KUSA—Two Colorado lawmakers star in an Arizona television ad urging people to vote against legalizing recreational marijuana.

“Don’t repeat our terrible mistake,” former Denver Mayor Wellington Webb says.

Webb, a prominent Democrat, and former Colorado Republican Gov. Bill Owens use the 30-second spot to slam Colorado for allegedly marketing edibles to kids, having the highest teen use of marijuana in the country and not giving money to Denver schools.

Neither Owens or Webb responded to a request for comment.

Mason Tvert says the former politicians are trying to re-write history.

Tvert worked on Amendment 64, which legalized recreational pot in Colorado, and he’s helping the supporters of Arizona’s Proposition 205.

“These are former Colorado leaders trying to make their own state look bad as a favor to politicians in other states,” Tvert said. “It’s particularly sleazy that they’re doing it in such a disingenuous fashion.”

Proposition 205 would legalize recreational marijuana in Arizona for people 21 years or older. And it would create a new state department to oversee growing, buying and selling pot.

The campaign’s opponents use an annual report called the Rocky Mountain High Intensity Drug Trafficking Area for its facts.

Critics of that report say it cherry picks statistics to paint a grim picture of Colorado since legalization.

For example, Owens tells Arizonans the report shows marijuana related traffic deaths increased 62 percent since legalization.

That’s technically true, but a marijuana related traffic death doesn’t mean the person died because he or she was high.

Law enforcement classifies a traffic death as marijuana related if the deceased tests positive for THC.

If someone smoked a joint Monday and died in a car crash Thursday, they could be classified as a marijuana related traffic death even though the joint wasn’t a contributing factor to the accident.

Also, Colorado police agencies have stepped up their efforts to identify marijuana impaired drivers since the legal sale of pot started in the state in 2014.

In spite of that, the number of marijuana-related DUI citations actually dropped from 2014 to 2015, according to the Colorado State Patrol.

Mayor Webb gives Arizona viewers another scary statistic: 50 percent of newborns tested at a Colorado hospital had THC in their system.

The key word in that sentence is tested because not every newborn is screened for drugs.

Although the recent rise in opioid addiction has led some hospitals to adopt universal screening policies for newborns, most medical centers decide who to test on a case-by-case basis.

St. Mary-Corwin Medical Center in Pueblo, the hospital behind that number, had 52 babies born in March 2016. Hospital staff tested 11 of those newborns for THC and five were positive.

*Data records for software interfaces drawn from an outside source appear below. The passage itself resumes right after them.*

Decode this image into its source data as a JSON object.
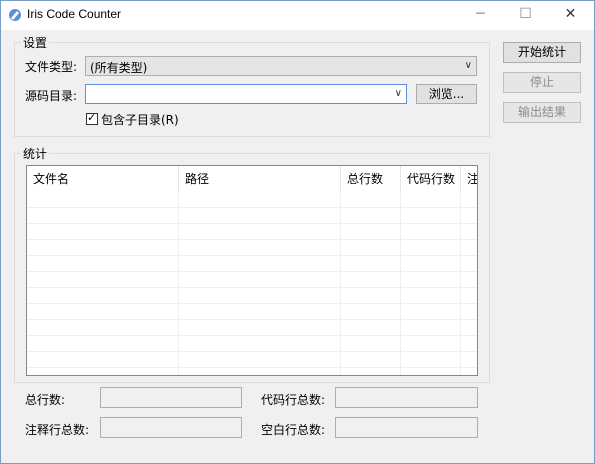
{
  "window": {
    "title": "Iris Code Counter",
    "minimize": "─",
    "maximize": "☐",
    "close": "✕"
  },
  "settings": {
    "group_label": "设置",
    "file_type_label": "文件类型:",
    "file_type_value": "(所有类型)",
    "source_dir_label": "源码目录:",
    "source_dir_value": "",
    "browse_label": "浏览...",
    "include_subdirs_label": "包含子目录(R)",
    "include_subdirs_checked": true
  },
  "actions": {
    "start": "开始统计",
    "stop": "停止",
    "export": "输出结果"
  },
  "stats": {
    "group_label": "统计",
    "columns": [
      "文件名",
      "路径",
      "总行数",
      "代码行数",
      "注"
    ],
    "total_lines_label": "总行数:",
    "code_lines_label": "代码行总数:",
    "comment_lines_label": "注释行总数:",
    "blank_lines_label": "空白行总数:",
    "total_lines_value": "",
    "code_lines_value": "",
    "comment_lines_value": "",
    "blank_lines_value": ""
  }
}
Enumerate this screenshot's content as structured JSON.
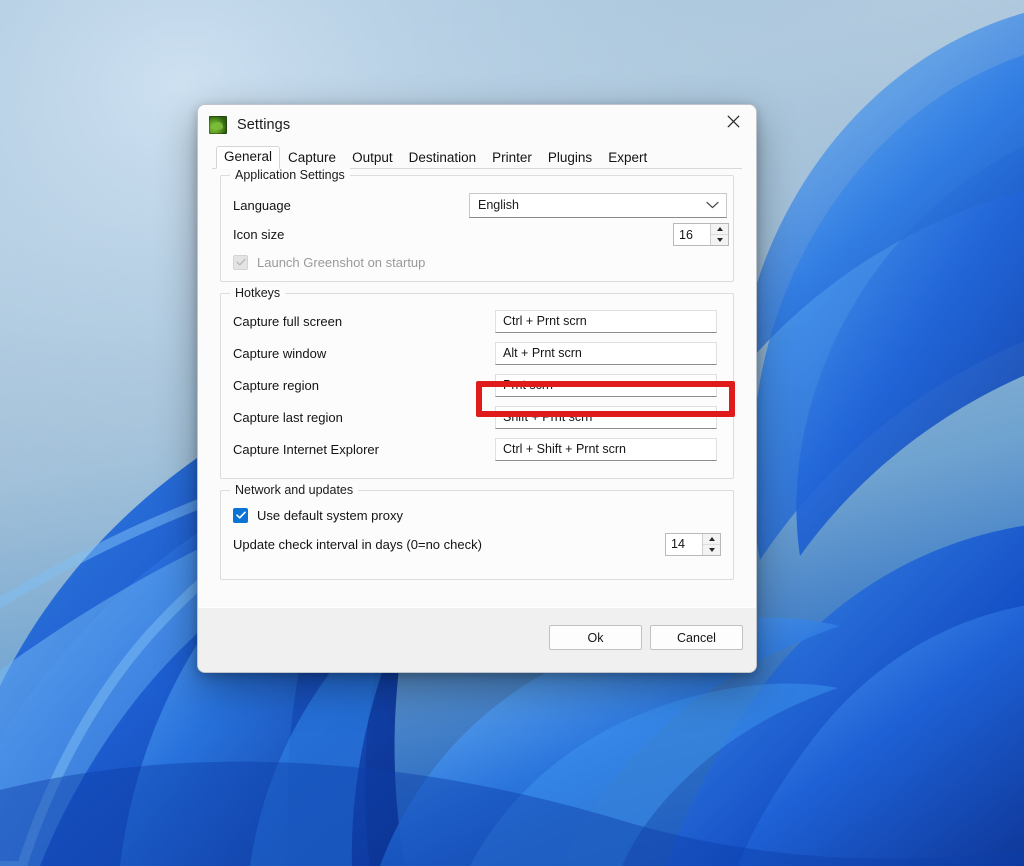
{
  "window": {
    "title": "Settings",
    "app_icon": "greenshot-icon",
    "close_icon": "close-icon"
  },
  "tabs": [
    {
      "label": "General",
      "active": true
    },
    {
      "label": "Capture",
      "active": false
    },
    {
      "label": "Output",
      "active": false
    },
    {
      "label": "Destination",
      "active": false
    },
    {
      "label": "Printer",
      "active": false
    },
    {
      "label": "Plugins",
      "active": false
    },
    {
      "label": "Expert",
      "active": false
    }
  ],
  "application_settings": {
    "legend": "Application Settings",
    "language": {
      "label": "Language",
      "value": "English",
      "chevron_icon": "chevron-down-icon"
    },
    "icon_size": {
      "label": "Icon size",
      "value": "16"
    },
    "launch_on_startup": {
      "label": "Launch Greenshot on startup",
      "checked": true,
      "disabled": true
    }
  },
  "hotkeys": {
    "legend": "Hotkeys",
    "items": [
      {
        "label": "Capture full screen",
        "value": "Ctrl + Prnt scrn",
        "highlighted": false
      },
      {
        "label": "Capture window",
        "value": "Alt + Prnt scrn",
        "highlighted": false
      },
      {
        "label": "Capture region",
        "value": "Prnt scrn",
        "highlighted": true
      },
      {
        "label": "Capture last region",
        "value": "Shift + Prnt scrn",
        "highlighted": false
      },
      {
        "label": "Capture Internet Explorer",
        "value": "Ctrl + Shift + Prnt scrn",
        "highlighted": false
      }
    ]
  },
  "network_and_updates": {
    "legend": "Network and updates",
    "use_default_proxy": {
      "label": "Use default system proxy",
      "checked": true
    },
    "update_interval": {
      "label": "Update check interval in days (0=no check)",
      "value": "14"
    }
  },
  "footer": {
    "ok_label": "Ok",
    "cancel_label": "Cancel"
  },
  "annotation": {
    "color": "#e01b1b",
    "target": "capture-region-hotkey-field"
  },
  "colors": {
    "accent": "#0a73d6",
    "dialog_background": "#fbfbfb",
    "footer_background": "#f0f0f0",
    "wallpaper_light": "#a9c4db",
    "wallpaper_deep": "#1450bd"
  }
}
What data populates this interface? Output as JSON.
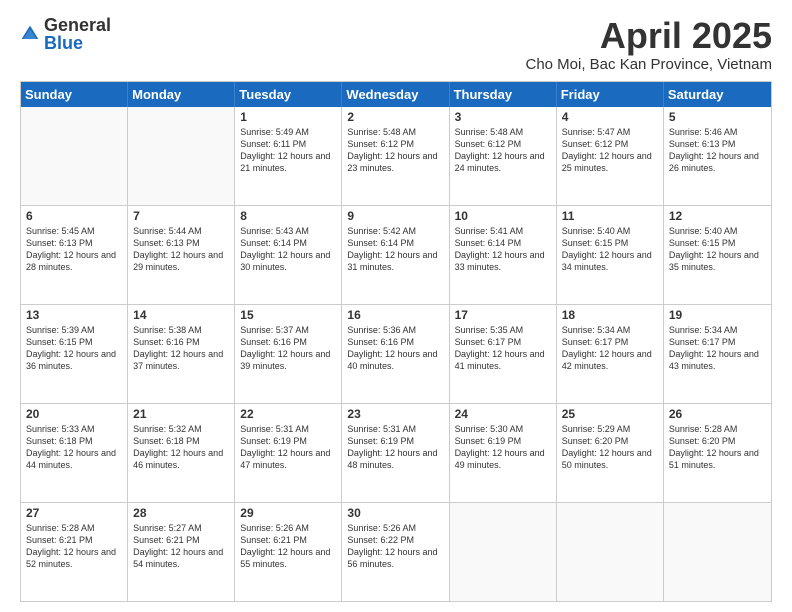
{
  "logo": {
    "general": "General",
    "blue": "Blue"
  },
  "title": "April 2025",
  "location": "Cho Moi, Bac Kan Province, Vietnam",
  "days": [
    "Sunday",
    "Monday",
    "Tuesday",
    "Wednesday",
    "Thursday",
    "Friday",
    "Saturday"
  ],
  "weeks": [
    [
      {
        "day": "",
        "info": ""
      },
      {
        "day": "",
        "info": ""
      },
      {
        "day": "1",
        "info": "Sunrise: 5:49 AM\nSunset: 6:11 PM\nDaylight: 12 hours and 21 minutes."
      },
      {
        "day": "2",
        "info": "Sunrise: 5:48 AM\nSunset: 6:12 PM\nDaylight: 12 hours and 23 minutes."
      },
      {
        "day": "3",
        "info": "Sunrise: 5:48 AM\nSunset: 6:12 PM\nDaylight: 12 hours and 24 minutes."
      },
      {
        "day": "4",
        "info": "Sunrise: 5:47 AM\nSunset: 6:12 PM\nDaylight: 12 hours and 25 minutes."
      },
      {
        "day": "5",
        "info": "Sunrise: 5:46 AM\nSunset: 6:13 PM\nDaylight: 12 hours and 26 minutes."
      }
    ],
    [
      {
        "day": "6",
        "info": "Sunrise: 5:45 AM\nSunset: 6:13 PM\nDaylight: 12 hours and 28 minutes."
      },
      {
        "day": "7",
        "info": "Sunrise: 5:44 AM\nSunset: 6:13 PM\nDaylight: 12 hours and 29 minutes."
      },
      {
        "day": "8",
        "info": "Sunrise: 5:43 AM\nSunset: 6:14 PM\nDaylight: 12 hours and 30 minutes."
      },
      {
        "day": "9",
        "info": "Sunrise: 5:42 AM\nSunset: 6:14 PM\nDaylight: 12 hours and 31 minutes."
      },
      {
        "day": "10",
        "info": "Sunrise: 5:41 AM\nSunset: 6:14 PM\nDaylight: 12 hours and 33 minutes."
      },
      {
        "day": "11",
        "info": "Sunrise: 5:40 AM\nSunset: 6:15 PM\nDaylight: 12 hours and 34 minutes."
      },
      {
        "day": "12",
        "info": "Sunrise: 5:40 AM\nSunset: 6:15 PM\nDaylight: 12 hours and 35 minutes."
      }
    ],
    [
      {
        "day": "13",
        "info": "Sunrise: 5:39 AM\nSunset: 6:15 PM\nDaylight: 12 hours and 36 minutes."
      },
      {
        "day": "14",
        "info": "Sunrise: 5:38 AM\nSunset: 6:16 PM\nDaylight: 12 hours and 37 minutes."
      },
      {
        "day": "15",
        "info": "Sunrise: 5:37 AM\nSunset: 6:16 PM\nDaylight: 12 hours and 39 minutes."
      },
      {
        "day": "16",
        "info": "Sunrise: 5:36 AM\nSunset: 6:16 PM\nDaylight: 12 hours and 40 minutes."
      },
      {
        "day": "17",
        "info": "Sunrise: 5:35 AM\nSunset: 6:17 PM\nDaylight: 12 hours and 41 minutes."
      },
      {
        "day": "18",
        "info": "Sunrise: 5:34 AM\nSunset: 6:17 PM\nDaylight: 12 hours and 42 minutes."
      },
      {
        "day": "19",
        "info": "Sunrise: 5:34 AM\nSunset: 6:17 PM\nDaylight: 12 hours and 43 minutes."
      }
    ],
    [
      {
        "day": "20",
        "info": "Sunrise: 5:33 AM\nSunset: 6:18 PM\nDaylight: 12 hours and 44 minutes."
      },
      {
        "day": "21",
        "info": "Sunrise: 5:32 AM\nSunset: 6:18 PM\nDaylight: 12 hours and 46 minutes."
      },
      {
        "day": "22",
        "info": "Sunrise: 5:31 AM\nSunset: 6:19 PM\nDaylight: 12 hours and 47 minutes."
      },
      {
        "day": "23",
        "info": "Sunrise: 5:31 AM\nSunset: 6:19 PM\nDaylight: 12 hours and 48 minutes."
      },
      {
        "day": "24",
        "info": "Sunrise: 5:30 AM\nSunset: 6:19 PM\nDaylight: 12 hours and 49 minutes."
      },
      {
        "day": "25",
        "info": "Sunrise: 5:29 AM\nSunset: 6:20 PM\nDaylight: 12 hours and 50 minutes."
      },
      {
        "day": "26",
        "info": "Sunrise: 5:28 AM\nSunset: 6:20 PM\nDaylight: 12 hours and 51 minutes."
      }
    ],
    [
      {
        "day": "27",
        "info": "Sunrise: 5:28 AM\nSunset: 6:21 PM\nDaylight: 12 hours and 52 minutes."
      },
      {
        "day": "28",
        "info": "Sunrise: 5:27 AM\nSunset: 6:21 PM\nDaylight: 12 hours and 54 minutes."
      },
      {
        "day": "29",
        "info": "Sunrise: 5:26 AM\nSunset: 6:21 PM\nDaylight: 12 hours and 55 minutes."
      },
      {
        "day": "30",
        "info": "Sunrise: 5:26 AM\nSunset: 6:22 PM\nDaylight: 12 hours and 56 minutes."
      },
      {
        "day": "",
        "info": ""
      },
      {
        "day": "",
        "info": ""
      },
      {
        "day": "",
        "info": ""
      }
    ]
  ]
}
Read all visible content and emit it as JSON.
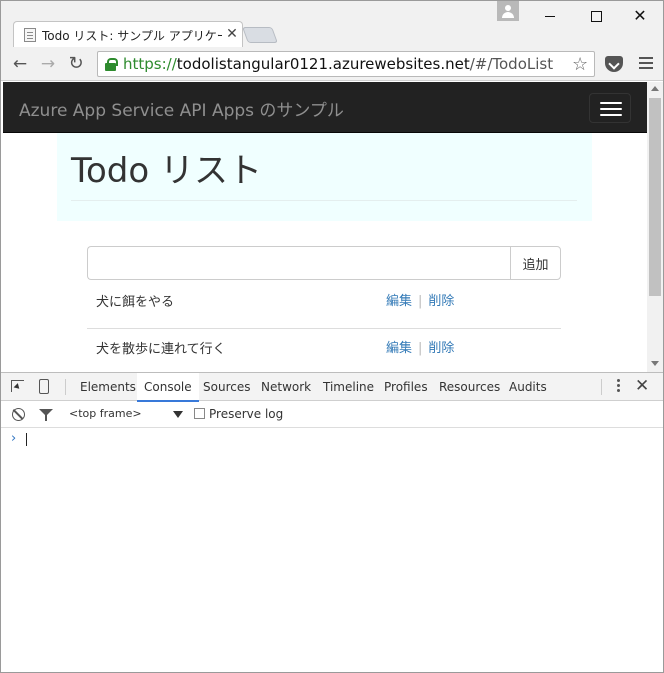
{
  "browser": {
    "tab": {
      "title": "Todo リスト: サンプル アプリケーション"
    },
    "address": {
      "scheme": "https://",
      "host": "todolistangular0121.azurewebsites.net",
      "path": "/#/TodoList"
    },
    "icons": {
      "back": "arrow-left-icon",
      "forward": "arrow-right-icon",
      "reload": "reload-icon",
      "lock": "lock-icon",
      "bookmark": "star-icon",
      "pocket": "pocket-icon",
      "menu": "menu-icon"
    }
  },
  "page": {
    "navbar": {
      "brand": "Azure App Service API Apps のサンプル"
    },
    "title": "Todo リスト",
    "input": {
      "value": "",
      "add_label": "追加"
    },
    "todos": [
      {
        "text": "犬に餌をやる",
        "edit_label": "編集",
        "delete_label": "削除"
      },
      {
        "text": "犬を散歩に連れて行く",
        "edit_label": "編集",
        "delete_label": "削除"
      }
    ],
    "colors": {
      "navbar": "#222222",
      "jumbotron": "#f0ffff",
      "link": "#337ab7"
    }
  },
  "devtools": {
    "tabs": [
      "Elements",
      "Console",
      "Sources",
      "Network",
      "Timeline",
      "Profiles",
      "Resources",
      "Audits"
    ],
    "active_tab": "Console",
    "frame": "<top frame>",
    "preserve_log_label": "Preserve log",
    "prompt": "›"
  }
}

That’s 45 percent of babies tested, but it’s 9.6 percent of the babies born that month.

Webb also says Denver schools didn’t see any money from marijuana taxes.

That’s true, but it’s because the district opted not to apply for any of the money raised by the 15 percent excise tax.

Smaller districts like the Roaring Fork School District have used marijuana dollars to retrofit aging buildings.

Webb and Owens aren’t the only Colorado politicians voicing their opinions in Arizona.

Former Colorado Attorney General and current Colorado Springs Mayor John Suthers traveled to Phoenix in September to share the “dire consequences” of legalizing marijuana.

“People in law enforcement, people running a city, things like that, they’re going to see the neighborhood problems, they’re going to see the increase in DUIs, they’re going to see the school problems and things like that,” Suthers said during a press conference in Phoenix. “A lot of the average citizens are not going to see all that.”

There are significant differences between Colorado’s law and the one proposed in Arizona.

The Arizona law doesn’t allow cities to opt out of having dispensaries, and it doesn’t have a threshold for driving under the influence.

Suthers suggested Arizonans wait until Colorado’s law has been in effect for five years before deciding if it was a good idea.

“Colorado voters rejected their misleading claims about Amendment 64 in 2012,” Tvert said. “And Arizona voters aren’t going to fall for it either.”